Morrisons chief executive Dalton Philips has drawn on American military survival tactics used during the Vietnam War to galvanise his forces as he bids to revitalise the embattled grocer.

Philips urged staff to ignore Morrisons’ critics and cited the Stockdale Paradox, which advocates confronting the harsh reality of a situation while retaining faith in ultimately prevailing.

He was speaking at Morrisons’ National Kick Off conference in Liverpool on Tuesday.

The reference suggests Philips believes that, while he knows there is a long, hard road ahead in turning around Morrisons, he is confident his strategy will succeed.

The Stockdale Paradox is named after former US military officer James Stockdale, a tortured prisoner of war who survived the Vietnam War. Stockdale warned against the thinking of optimists who bury their heads in the sand and are deluded by false hope. 

Philips is battling hard to put Morrisons on the offensive after sales plummeted over Christmas and the City questioned the pace of its strategy to launch online and expand its convenience arm. 

Kantar Worldpanel data released this week showed Morrisons’ share fell to 11.3% from 11.8% year on year in the 12 weeks to February 2.

Philips attempted to galvanise staff to hit back at rivals and flex its fresh food credentials.

Philips said: “We’ve been strengthening our plan to ensure that we can thrive in this changing market. We are a value-led grocer, committed to low prices, and dedicated to great quality fresh food, with friendly, skillful service at our heart.

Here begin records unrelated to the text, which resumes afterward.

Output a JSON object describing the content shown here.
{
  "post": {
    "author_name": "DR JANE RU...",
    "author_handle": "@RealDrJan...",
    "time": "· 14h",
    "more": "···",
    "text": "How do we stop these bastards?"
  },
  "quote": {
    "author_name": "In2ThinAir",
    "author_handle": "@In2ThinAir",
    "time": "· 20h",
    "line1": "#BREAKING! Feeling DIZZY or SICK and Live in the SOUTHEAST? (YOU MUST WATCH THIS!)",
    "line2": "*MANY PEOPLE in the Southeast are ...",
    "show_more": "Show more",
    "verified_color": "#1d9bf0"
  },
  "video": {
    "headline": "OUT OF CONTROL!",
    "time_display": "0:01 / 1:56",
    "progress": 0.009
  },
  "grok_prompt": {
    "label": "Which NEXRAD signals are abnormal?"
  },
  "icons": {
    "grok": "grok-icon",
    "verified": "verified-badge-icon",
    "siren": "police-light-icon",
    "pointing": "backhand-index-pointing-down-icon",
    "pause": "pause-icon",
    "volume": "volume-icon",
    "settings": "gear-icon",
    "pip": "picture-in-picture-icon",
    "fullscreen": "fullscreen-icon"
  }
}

“To me, Morrisons needs to stand for value without compromise. That means you don’t need to compromise on the price and you definitely don’t need to compromise on the quality or sustainability of the fresh food you buy from us.”

A Morrisons spokesman said: “We have to be realistic in the short term as we face a challenge, but this is a long game and we are making the right long-term calls.”

One Morrisons insider who was at the conference told Retail Week: “Dalton was defensive and he went to great lengths to talk about the spirit of the top team.

“A lot of people say there’s a ceiling to the discounters’ growth but Dalton recognises there is a new dawn to their growth.” 

A Morrisons manager said: “Dalton knows he is under pressure and I think he’s up for the fight. But there needs to be some clear leadership because morale feels pretty low.”

Morrisons’ founding family, which has a 9% stake, is understood to have courted private equity firms in an attempt to take it private, it emerged this week.